Buds of this magnolia tree were hit hard with a cold snap. Every several years magnolia buds are frozen during spring. Photos by Doug Oster
Spring bulbs like this Glory of Snow didn’t mind the cold at all and were looking good two days later.
After a spring freeze, daffodils bounced back.
Peas planted on St. Patrick’s Day sprouted and were not fazed by a spring freeze.
Corydalis solida ‘Beth Evans’ is bent to the ground by snow but didn’t mind. It was fine when things warmed up. This spring bloomer was planted as a bulb the previous fall.

Gardening Green with Doug 

Surprise Spring Cold Snap Tested Pittsburgh Gardens


By Doug Oster


April 7, 2021

On my mature tree, the buds held their color as long as they could but they eventually lost their beautiful hue, transforming to a dull and disappointing brown, frozen as temperatures dipped to the 20s.

I wasn’t alone. On my Facebook page, many gardeners lamented the loss of their magnolia flowers. It’s nothing new, and it happens every several years — but that doesn’t make it any easier. Like those buds, we’ll all wait patiently until this time next year, hoping for a tree covered in flowers.

As the forecast worsened, questions abounded about what to do: cover, protect, pray? My answers were always the same. Anything out in the garden that is supposed to be there doesn’t get covered — they are on their own as far as I’m concerned.

Yes, the daffodils drooped, tulips looked awful, small flowering bulbs like corydalis were bent under snow, but covering them would have done more damage than good, in my opinion, unless expertly done.

Two days later, sans magnolia, the garden is thriving again. Daffodils, tulips and other spring bulbs are on the rebound. Sprouting peas, radishes and leafy greens laughed at the cold weather, not missing a beat.

For newer gardeners especially, the spring garden is filled with fear and frustration.

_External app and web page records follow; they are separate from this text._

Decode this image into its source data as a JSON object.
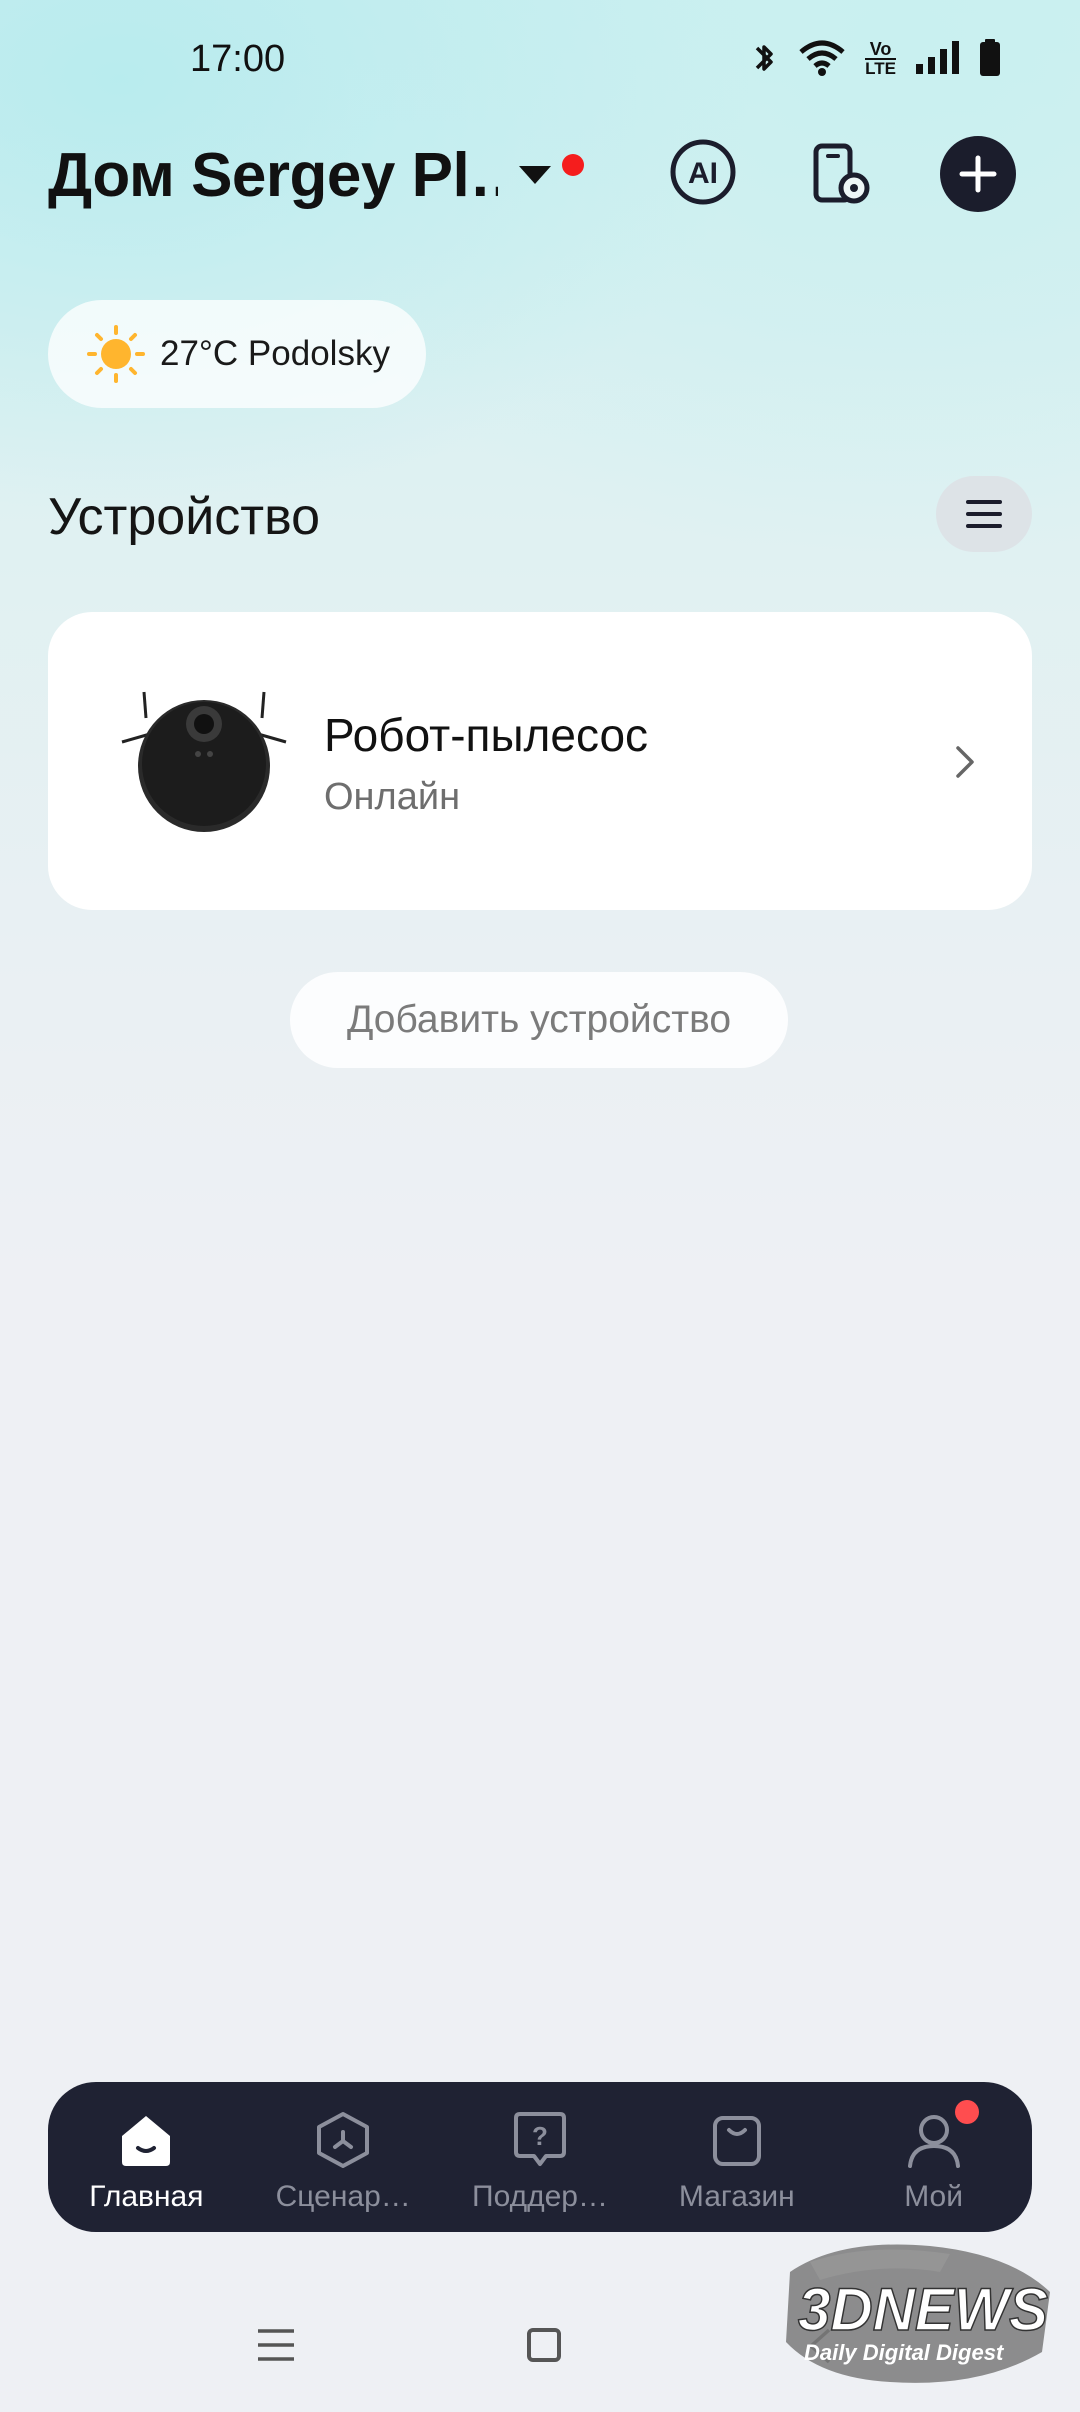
{
  "status_bar": {
    "time": "17:00",
    "icons": [
      "bluetooth-icon",
      "wifi-icon",
      "volte-icon",
      "signal-icon",
      "battery-icon"
    ],
    "volte_top": "Vo",
    "volte_bottom": "LTE"
  },
  "header": {
    "home_name": "Дом Sergey Pl…",
    "ai_label": "AI",
    "has_notification_dot": true
  },
  "weather": {
    "text": "27°C Podolsky",
    "icon": "sun-icon"
  },
  "section": {
    "title": "Устройство"
  },
  "devices": [
    {
      "name": "Робот-пылесос",
      "status": "Онлайн",
      "icon": "robot-vacuum-image"
    }
  ],
  "add_device_label": "Добавить устройство",
  "bottom_nav": {
    "items": [
      {
        "label": "Главная",
        "icon": "home-icon",
        "active": true
      },
      {
        "label": "Сценар…",
        "icon": "scenario-icon",
        "active": false
      },
      {
        "label": "Поддер…",
        "icon": "support-icon",
        "active": false
      },
      {
        "label": "Магазин",
        "icon": "shop-icon",
        "active": false
      },
      {
        "label": "Мой",
        "icon": "profile-icon",
        "active": false,
        "badge": true
      }
    ]
  },
  "watermark": {
    "brand": "3DNEWS",
    "tagline": "Daily Digital Digest"
  },
  "colors": {
    "accent_dark": "#1f2233",
    "notification_red": "#f51d1d"
  }
}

Although veterans still feel the pain, experience tells us, when one thing fails, another will persist.

For spring bulbs, perennials, trees and shrubs already in place, what happens to them is out of our control. But when it comes to planting many other plants, timing is everything.

My gardening mantra was repeated again for this story about how to garden and it comes into play again today. It goes like this — improve the soil, know when the plants go in the ground and don’t let them dry out and you’ll have the start to a successful garden.

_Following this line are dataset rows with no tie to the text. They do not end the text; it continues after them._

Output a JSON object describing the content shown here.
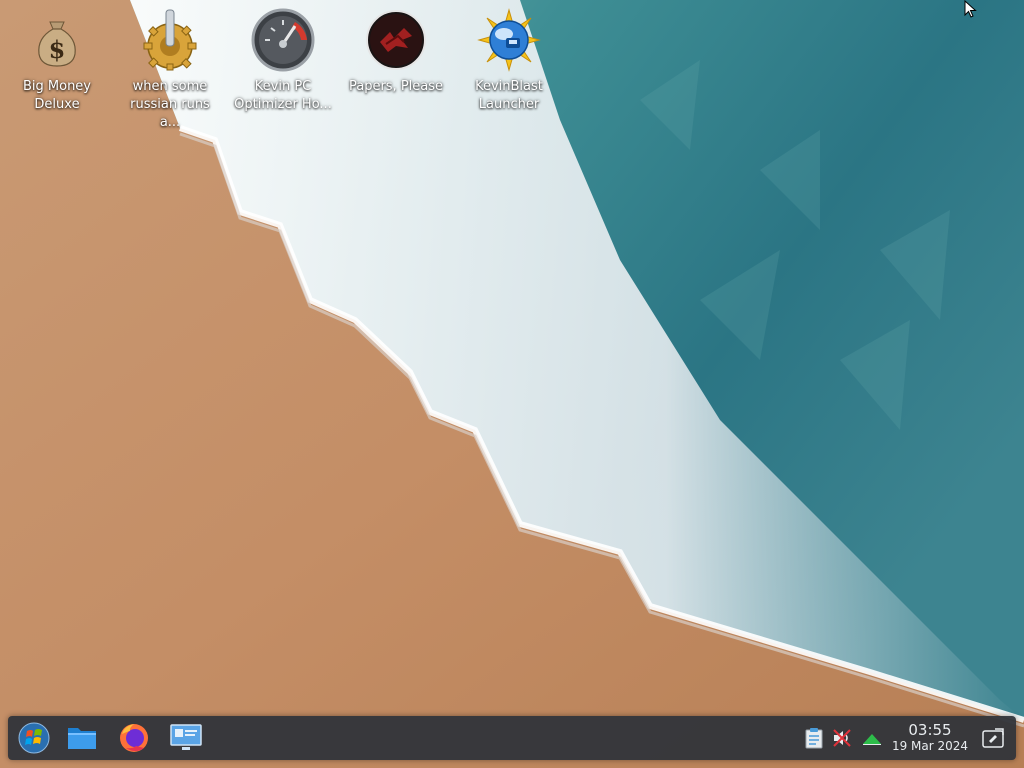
{
  "desktop": {
    "icons": [
      {
        "label": "Big Money\nDeluxe",
        "icon": "money-bag-icon"
      },
      {
        "label": "when some\nrussian runs a...",
        "icon": "gear-joystick-icon"
      },
      {
        "label": "Kevin PC\nOptimizer Ho...",
        "icon": "speedometer-icon"
      },
      {
        "label": "Papers, Please",
        "icon": "papers-please-emblem-icon"
      },
      {
        "label": "KevinBlast\nLauncher",
        "icon": "globe-sun-icon"
      }
    ]
  },
  "taskbar": {
    "launchers": [
      {
        "name": "Application Launcher",
        "icon": "start-orb-icon"
      },
      {
        "name": "File Manager",
        "icon": "folder-icon"
      },
      {
        "name": "Firefox",
        "icon": "firefox-icon"
      },
      {
        "name": "System Settings",
        "icon": "system-settings-icon"
      }
    ],
    "tray": [
      {
        "name": "clipboard",
        "icon": "clipboard-icon"
      },
      {
        "name": "audio muted",
        "icon": "audio-muted-icon"
      },
      {
        "name": "network",
        "icon": "network-icon"
      }
    ],
    "clock": {
      "time": "03:55",
      "date": "19 Mar 2024"
    },
    "show_desktop_icon": "show-desktop-icon"
  }
}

It is that second part, about when to plant, that comes into play right now.

Another week of 70 degrees sends the uninformed masses to box stores packed with flats of tender plants, but lacking the information needed to stop newbies from planting tomatoes, peppers, impatiens and others before they should be out in the garden.

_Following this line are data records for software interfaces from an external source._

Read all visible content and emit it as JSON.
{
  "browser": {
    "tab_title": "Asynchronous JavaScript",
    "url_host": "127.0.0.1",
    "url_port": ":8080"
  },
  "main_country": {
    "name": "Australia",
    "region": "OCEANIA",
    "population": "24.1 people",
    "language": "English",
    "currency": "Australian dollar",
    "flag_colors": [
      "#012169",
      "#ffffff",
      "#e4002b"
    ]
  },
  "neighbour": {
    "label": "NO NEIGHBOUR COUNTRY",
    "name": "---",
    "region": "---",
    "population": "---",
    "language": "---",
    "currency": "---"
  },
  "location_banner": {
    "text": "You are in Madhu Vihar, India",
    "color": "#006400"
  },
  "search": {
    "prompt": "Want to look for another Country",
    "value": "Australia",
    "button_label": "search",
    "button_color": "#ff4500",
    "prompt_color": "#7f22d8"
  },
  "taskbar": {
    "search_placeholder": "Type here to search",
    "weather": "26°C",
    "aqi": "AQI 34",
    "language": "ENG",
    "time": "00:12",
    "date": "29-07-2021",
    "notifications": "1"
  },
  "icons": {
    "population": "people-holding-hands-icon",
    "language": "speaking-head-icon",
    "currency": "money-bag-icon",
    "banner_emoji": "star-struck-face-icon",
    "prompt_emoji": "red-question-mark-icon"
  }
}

If you see someone yelling, waving their arms and jumping up and down near that store, it’s probably me warning gardeners their plants are in peril.

Buy your plants at a good nursery, staffed with friendly, knowledgeable people who WANT to hear your questions. You’ll get plants that have been cared for properly and might even meet a few characters in the process.

Another piece of advice from this old man, take your time when looking for plants, as it should be fun. Fantasize about the sting of a hot pepper, texture of an heirloom tomato or beauty of flowers on a full-grown plant at the end of the season. They should be planted in the garden when the soil and air warm-up, usually in the middle of May.

As a people watcher, it saddens me to see people rush through a good garden center. There are wonders and fascinating treasures to be discovered in the corners and back areas of nurseries.

It will get cold again, it always does and tender plants will struggle or die before then. Every year I meet a young couple who feel like they have a brown thumb after losing all or part of their garden to frost.

If you’re so inclined to try and beat the system and get warm weather plants in the ground during cold weather, just get a couple of things to experiment with. Don’t risk your entire garden hoping the stars will align, as they rarely do.

Celebrating the success of a few plants is always much more fun than replanting the entire garden.

In gardening there is always hope too, I continue to look up to the top of that magnolia as the days have warmed up, hoping that maybe a few buds survived to unfurl.

Doug’s General Planting Guide for Western Pennsylvania or zones 5/6

Direct sow vegetable seeds in the garden or containers in April


Other greens




Swiss Chard






Transplant vegetable seedlings to the garden or containers in April


Other Greens


Swiss Chard


Onions (plants or sets)

Cole crops (cabbage, broccoli, kale, etc.)


Plants for transplanting into the garden or containers in April





Vegetables direct sowed in the garden in mid-May Beans


Other vine crops



Swiss chard


Other greens

Vegetable/flower seedlings transplanted into the garden in mid-May (Check the weather for possible frost before planting)




Other greens

Annual/tender flowers


Doug Oster writes a weekly column for The Green Voice Weekly Newsletter. He also the host of The Organic Gardener Radio Show every Sunday morning at 7 a.m. on KDKA radio 1020AM. 

To see more garden stories, photos and videos go to